▸ **RECORD SET**:
.....

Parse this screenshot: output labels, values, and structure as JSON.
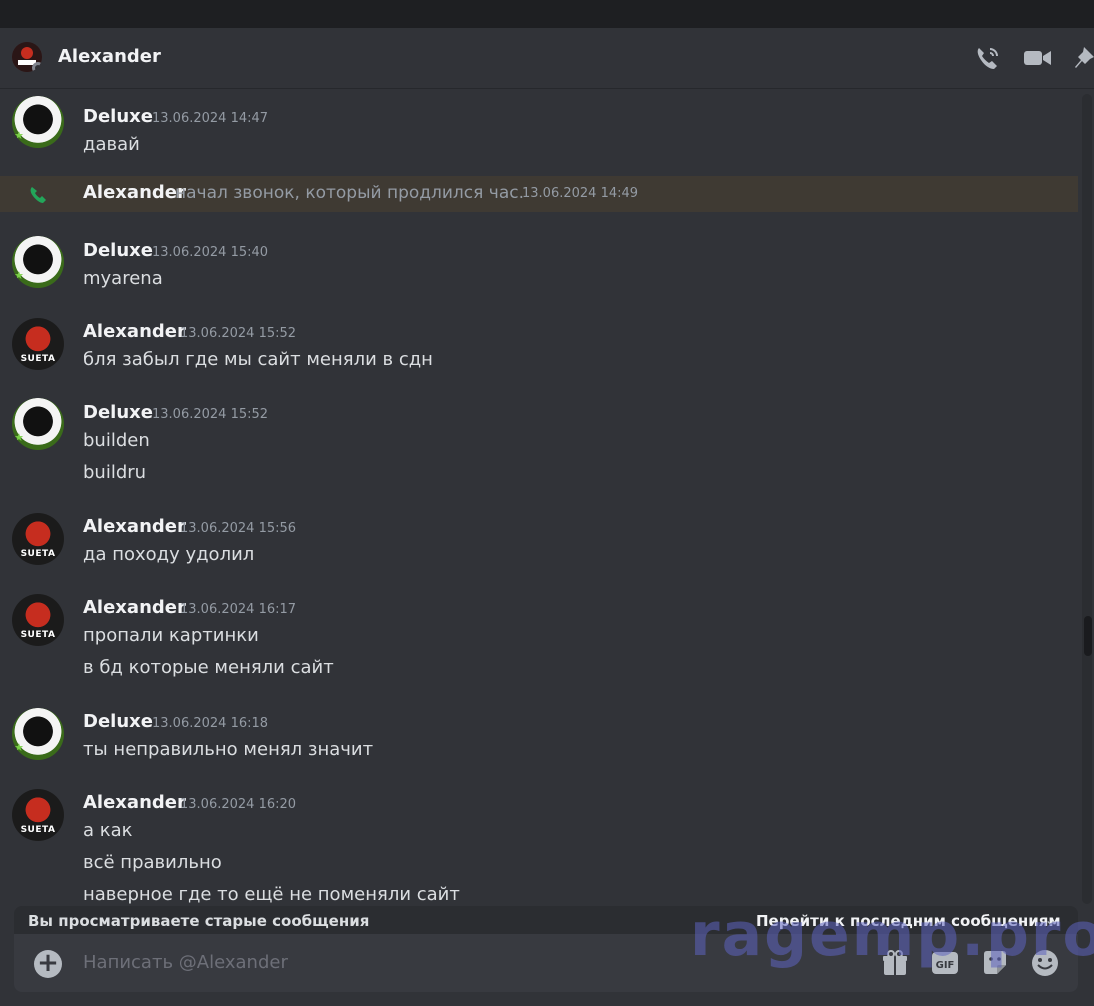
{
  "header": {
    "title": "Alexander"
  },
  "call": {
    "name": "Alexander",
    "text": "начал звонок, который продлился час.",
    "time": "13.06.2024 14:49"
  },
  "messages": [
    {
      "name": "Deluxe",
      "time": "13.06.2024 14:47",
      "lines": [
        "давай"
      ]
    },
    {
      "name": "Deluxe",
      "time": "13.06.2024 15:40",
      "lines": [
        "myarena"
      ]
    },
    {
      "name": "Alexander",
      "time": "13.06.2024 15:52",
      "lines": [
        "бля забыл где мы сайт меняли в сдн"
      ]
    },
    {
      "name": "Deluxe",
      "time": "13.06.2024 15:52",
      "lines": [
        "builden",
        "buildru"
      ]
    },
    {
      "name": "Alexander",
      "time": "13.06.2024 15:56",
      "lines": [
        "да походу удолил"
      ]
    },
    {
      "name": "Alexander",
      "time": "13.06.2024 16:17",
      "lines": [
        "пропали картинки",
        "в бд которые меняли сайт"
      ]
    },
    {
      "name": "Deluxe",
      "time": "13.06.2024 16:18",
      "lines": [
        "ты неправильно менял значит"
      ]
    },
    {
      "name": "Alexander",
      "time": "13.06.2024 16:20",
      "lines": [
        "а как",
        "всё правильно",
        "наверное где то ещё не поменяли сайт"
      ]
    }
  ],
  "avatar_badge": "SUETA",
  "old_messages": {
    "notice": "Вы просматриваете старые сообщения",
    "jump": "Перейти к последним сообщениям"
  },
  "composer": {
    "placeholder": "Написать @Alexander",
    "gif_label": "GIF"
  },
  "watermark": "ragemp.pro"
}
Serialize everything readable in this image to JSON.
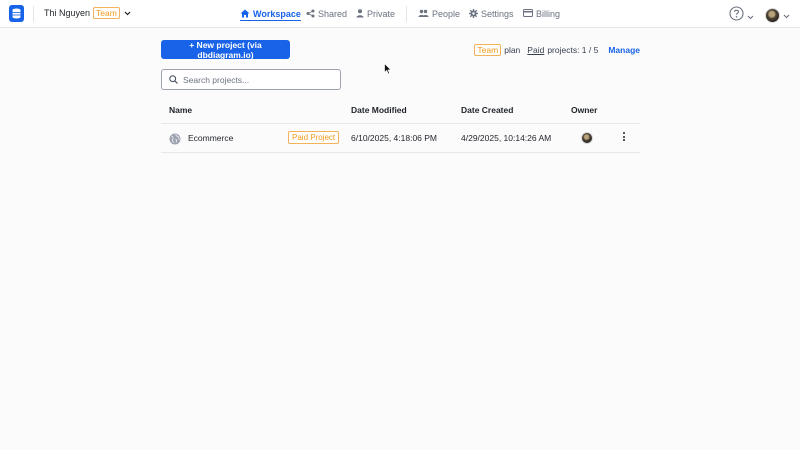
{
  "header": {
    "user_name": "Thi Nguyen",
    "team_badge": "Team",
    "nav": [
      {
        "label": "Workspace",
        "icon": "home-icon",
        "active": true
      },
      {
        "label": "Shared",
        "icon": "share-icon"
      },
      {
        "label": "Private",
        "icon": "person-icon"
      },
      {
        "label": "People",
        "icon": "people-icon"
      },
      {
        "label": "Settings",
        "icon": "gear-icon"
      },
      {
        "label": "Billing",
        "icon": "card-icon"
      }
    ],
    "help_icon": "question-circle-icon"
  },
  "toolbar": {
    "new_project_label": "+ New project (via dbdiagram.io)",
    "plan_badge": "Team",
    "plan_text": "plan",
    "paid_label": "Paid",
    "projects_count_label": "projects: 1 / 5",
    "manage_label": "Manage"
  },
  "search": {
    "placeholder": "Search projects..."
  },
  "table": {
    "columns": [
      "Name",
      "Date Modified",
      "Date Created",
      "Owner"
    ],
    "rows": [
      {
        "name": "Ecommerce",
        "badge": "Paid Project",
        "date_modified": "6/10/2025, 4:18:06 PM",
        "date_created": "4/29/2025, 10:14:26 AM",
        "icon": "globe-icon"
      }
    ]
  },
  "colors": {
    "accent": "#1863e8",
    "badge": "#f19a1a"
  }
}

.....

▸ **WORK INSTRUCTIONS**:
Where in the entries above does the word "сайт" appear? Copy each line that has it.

▸ **OUTPUT OF THE TASK**:
        "бля забыл где мы сайт меняли в сдн"
        "в бд которые меняли сайт"
        "наверное где то ещё не поменяли сайт"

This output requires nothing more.